“The FBI is aware of these possible computer intrusions and has opened an investigation to address the potential cyber threat,” FBI spokeswoman Lindsay Godwin said in an e-mail. She said in an interview no other details were available.
A group called Goatse Security said it obtained the e-mail addresses through a program on AT&T’s website, according to Gawker Media’s Valleywag website, to whom the group released addresses of iPad users, including New York Times Co. Chief Executive Officer Janet Robinson and New York Mayor Michael Bloomberg. The addresses were released on condition that the website not publish them, Goatse Security analyst Escher Auernheimer said in a phone interview.
“We’ve acted completely in good faith,” Auernheimer said. He said no one at the Internet security firm had been contacted by the FBI. “We’ve taken absolute steps to ensure that no one was affected by the data we had,” Auernheimer said.
Gawker Media was contacted yesterday by FBI officials and asked to keep documents related to the iPad security breach posting, Editor-in-Chief Remy Stern said in an interview. He said he didn’t know the nature of the investigation.
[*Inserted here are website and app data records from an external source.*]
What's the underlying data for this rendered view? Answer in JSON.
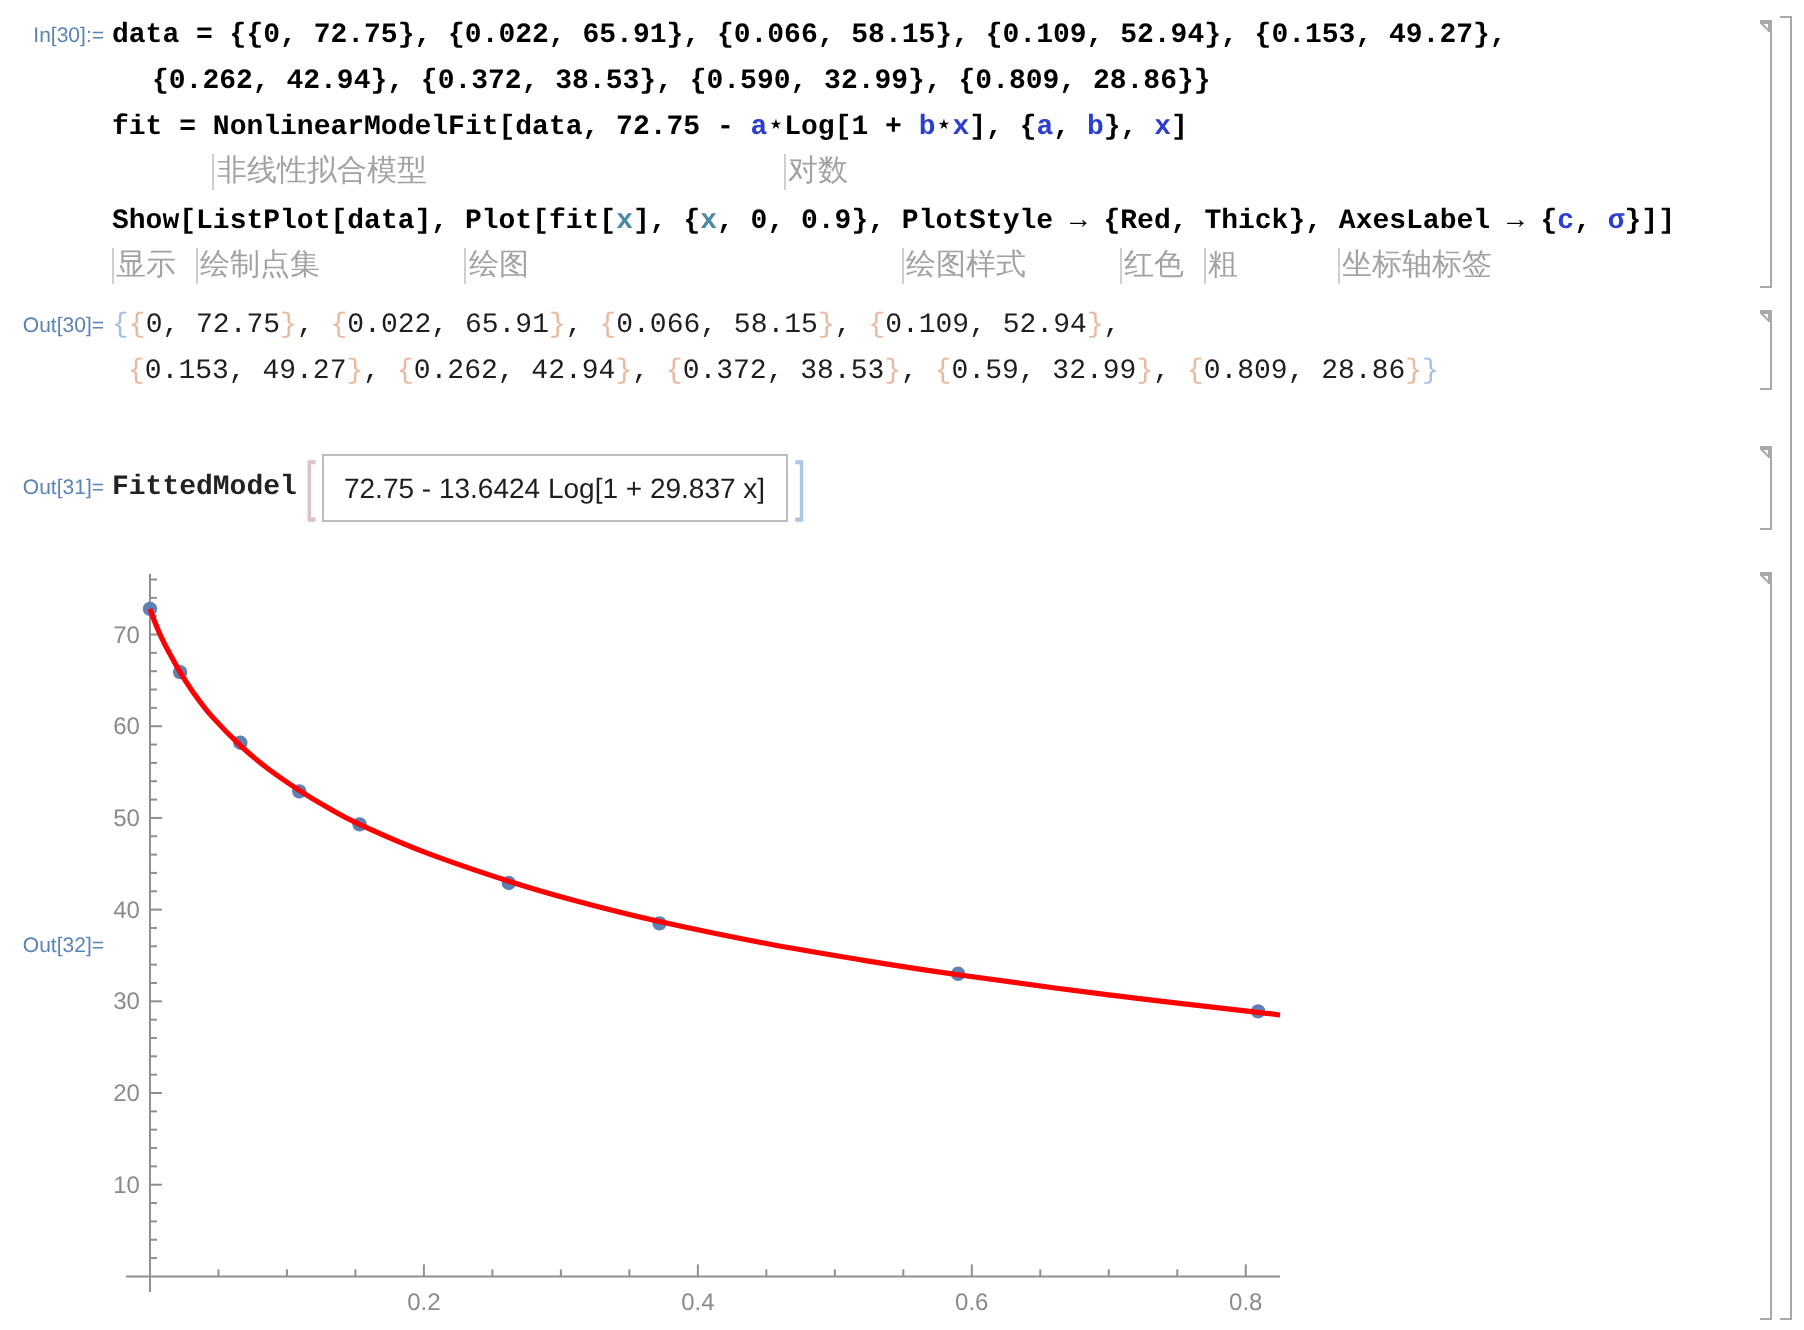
{
  "cells": [
    {
      "kind": "input",
      "label": "In[30]:=",
      "lines": [
        {
          "kind": "first",
          "tokens": [
            {
              "text": "data = {{0, 72.75}, {0.022, 65.91}, {0.066, 58.15}, {0.109, 52.94}, {0.153, 49.27},",
              "kind": "plain"
            }
          ]
        },
        {
          "kind": "continuation",
          "tokens": [
            {
              "text": "{0.262, 42.94}, {0.372, 38.53}, {0.590, 32.99}, {0.809, 28.86}}",
              "kind": "plain"
            }
          ]
        },
        {
          "kind": "first",
          "tokens": [
            {
              "text": "fit = ",
              "kind": "plain"
            },
            {
              "text": "NonlinearModelFit",
              "kind": "plain",
              "hint": "非线性拟合模型"
            },
            {
              "text": "[data, 72.75 - ",
              "kind": "plain"
            },
            {
              "text": "a",
              "kind": "symbol"
            },
            {
              "text": "⋆",
              "kind": "plain"
            },
            {
              "text": "Log",
              "kind": "plain",
              "hint": "对数"
            },
            {
              "text": "[1 + ",
              "kind": "plain"
            },
            {
              "text": "b",
              "kind": "symbol"
            },
            {
              "text": "⋆",
              "kind": "plain"
            },
            {
              "text": "x",
              "kind": "symbol"
            },
            {
              "text": "], {",
              "kind": "plain"
            },
            {
              "text": "a",
              "kind": "symbol"
            },
            {
              "text": ", ",
              "kind": "plain"
            },
            {
              "text": "b",
              "kind": "symbol"
            },
            {
              "text": "}, ",
              "kind": "plain"
            },
            {
              "text": "x",
              "kind": "symbol"
            },
            {
              "text": "]",
              "kind": "plain"
            }
          ]
        },
        {
          "kind": "first",
          "tokens": [
            {
              "text": "Show",
              "kind": "plain",
              "hint": "显示"
            },
            {
              "text": "[",
              "kind": "plain"
            },
            {
              "text": "ListPlot",
              "kind": "plain",
              "hint": "绘制点集"
            },
            {
              "text": "[data], ",
              "kind": "plain"
            },
            {
              "text": "Plot",
              "kind": "plain",
              "hint": "绘图"
            },
            {
              "text": "[fit[",
              "kind": "plain"
            },
            {
              "text": "x",
              "kind": "local"
            },
            {
              "text": "], {",
              "kind": "plain"
            },
            {
              "text": "x",
              "kind": "local"
            },
            {
              "text": ", 0, 0.9}, ",
              "kind": "plain"
            },
            {
              "text": "PlotStyle",
              "kind": "plain",
              "hint": "绘图样式"
            },
            {
              "text": " → {",
              "kind": "plain"
            },
            {
              "text": "Red",
              "kind": "plain",
              "hint": "红色"
            },
            {
              "text": ", ",
              "kind": "plain"
            },
            {
              "text": "Thick",
              "kind": "plain",
              "hint": "粗"
            },
            {
              "text": "}, ",
              "kind": "plain"
            },
            {
              "text": "AxesLabel",
              "kind": "plain",
              "hint": "坐标轴标签"
            },
            {
              "text": " → {",
              "kind": "plain"
            },
            {
              "text": "c",
              "kind": "symbol"
            },
            {
              "text": ", ",
              "kind": "plain"
            },
            {
              "text": "σ",
              "kind": "symbol"
            },
            {
              "text": "}]]",
              "kind": "plain"
            }
          ]
        }
      ]
    },
    {
      "kind": "output",
      "label": "Out[30]=",
      "lines": [
        {
          "kind": "first",
          "tokens": [
            {
              "text": "{",
              "kind": "brace_outer"
            },
            {
              "text": "{",
              "kind": "brace_inner"
            },
            {
              "text": "0, 72.75",
              "kind": "plain"
            },
            {
              "text": "}",
              "kind": "brace_inner"
            },
            {
              "text": ", ",
              "kind": "plain"
            },
            {
              "text": "{",
              "kind": "brace_inner"
            },
            {
              "text": "0.022, 65.91",
              "kind": "plain"
            },
            {
              "text": "}",
              "kind": "brace_inner"
            },
            {
              "text": ", ",
              "kind": "plain"
            },
            {
              "text": "{",
              "kind": "brace_inner"
            },
            {
              "text": "0.066, 58.15",
              "kind": "plain"
            },
            {
              "text": "}",
              "kind": "brace_inner"
            },
            {
              "text": ", ",
              "kind": "plain"
            },
            {
              "text": "{",
              "kind": "brace_inner"
            },
            {
              "text": "0.109, 52.94",
              "kind": "plain"
            },
            {
              "text": "}",
              "kind": "brace_inner"
            },
            {
              "text": ",",
              "kind": "plain"
            }
          ]
        },
        {
          "kind": "continuation",
          "tokens": [
            {
              "text": "{",
              "kind": "brace_inner"
            },
            {
              "text": "0.153, 49.27",
              "kind": "plain"
            },
            {
              "text": "}",
              "kind": "brace_inner"
            },
            {
              "text": ", ",
              "kind": "plain"
            },
            {
              "text": "{",
              "kind": "brace_inner"
            },
            {
              "text": "0.262, 42.94",
              "kind": "plain"
            },
            {
              "text": "}",
              "kind": "brace_inner"
            },
            {
              "text": ", ",
              "kind": "plain"
            },
            {
              "text": "{",
              "kind": "brace_inner"
            },
            {
              "text": "0.372, 38.53",
              "kind": "plain"
            },
            {
              "text": "}",
              "kind": "brace_inner"
            },
            {
              "text": ", ",
              "kind": "plain"
            },
            {
              "text": "{",
              "kind": "brace_inner"
            },
            {
              "text": "0.59, 32.99",
              "kind": "plain"
            },
            {
              "text": "}",
              "kind": "brace_inner"
            },
            {
              "text": ", ",
              "kind": "plain"
            },
            {
              "text": "{",
              "kind": "brace_inner"
            },
            {
              "text": "0.809, 28.86",
              "kind": "plain"
            },
            {
              "text": "}",
              "kind": "brace_inner"
            },
            {
              "text": "}",
              "kind": "brace_outer"
            }
          ]
        }
      ]
    },
    {
      "kind": "model",
      "label": "Out[31]=",
      "head": "FittedModel",
      "open_bracket": "[",
      "formula": "72.75 - 13.6424 Log[1 + 29.837 x]",
      "close_bracket": "]"
    },
    {
      "kind": "plot",
      "label": "Out[32]=",
      "chart_data": {
        "type": "scatter",
        "x": [
          0,
          0.004,
          0.008,
          0.013,
          0.022,
          0.032,
          0.045,
          0.066,
          0.085,
          0.109,
          0.13,
          0.153,
          0.2,
          0.262,
          0.31,
          0.372,
          0.45,
          0.52,
          0.59,
          0.7,
          0.809,
          0.825
        ],
        "series": [
          {
            "type": "scatter",
            "color": "#5e81b5",
            "values": [
              72.8,
              null,
              null,
              null,
              65.9,
              null,
              null,
              58.2,
              null,
              52.9,
              null,
              49.3,
              null,
              42.9,
              null,
              38.5,
              null,
              null,
              33.0,
              null,
              28.9,
              null
            ]
          },
          {
            "type": "line",
            "color": "#ff0000",
            "values": [
              72.8,
              71.2,
              69.8,
              68.3,
              65.9,
              63.6,
              61.1,
              57.9,
              55.5,
              53.0,
              51.1,
              49.3,
              46.3,
              43.1,
              41.0,
              38.7,
              36.3,
              34.5,
              32.9,
              30.7,
              28.8,
              28.5
            ]
          }
        ],
        "xlim": [
          -0.0175,
          0.825
        ],
        "ylim": [
          -1.7,
          76.6
        ],
        "xticks": [
          0.2,
          0.4,
          0.6,
          0.8
        ],
        "yticks": [
          10,
          20,
          30,
          40,
          50,
          60,
          70
        ]
      }
    }
  ]
}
AT&T, the second-largest U.S. mobile-phone provider, corrected the flaw, the company said June 9 in an e-mailed statement. Mark Siegel, a spokesman for AT&T, said today there was no additional information to provide.
Valleywag said on its website on June 9 that about 114,000 e-mail addresses of iPad users, including members of the U.S. military and executives at media, technology and finance companies, were compromised.
Apple has sold more than 2 million iPads since releasing the device in April. Some models of the iPad tablet work with AT&T’s third-generation wireless network, and other versions only work on Wi-Fi networks. Apple doesn’t say how many of each model it has sold.
A computer crime task force in a suburb of San Francisco is investigating how an unreleased prototype of Apple’s iPhone was obtained by technology blog Gizmodo, also owned by New York- based Gawker Media. Gizmodo said it purchased the phone for $5,000 after it was found in a bar in Redwood City, California. An Apple engineer left the device in the bar, said Gizmodo, which returned the phone to the company. Apple reported the device as stolen in April.
Natalie Kerris, an Apple spokeswoman, didn’t respond to a request for comment.
AT&T declined 15 cents to $25.29 at 4:01 p.m. in New York Stock Exchange composite trading. The shares have lost 9.8 percent this year. Apple added $3 to $253.51 in Nasdaq Stock Market trading. The stock has climbed 20 percent this year.
Originally written by: aren Gullo and Greg Bensinger at http://www.bloomberg.com/apps/news?pid=20601204&sid=as6az34JTBXU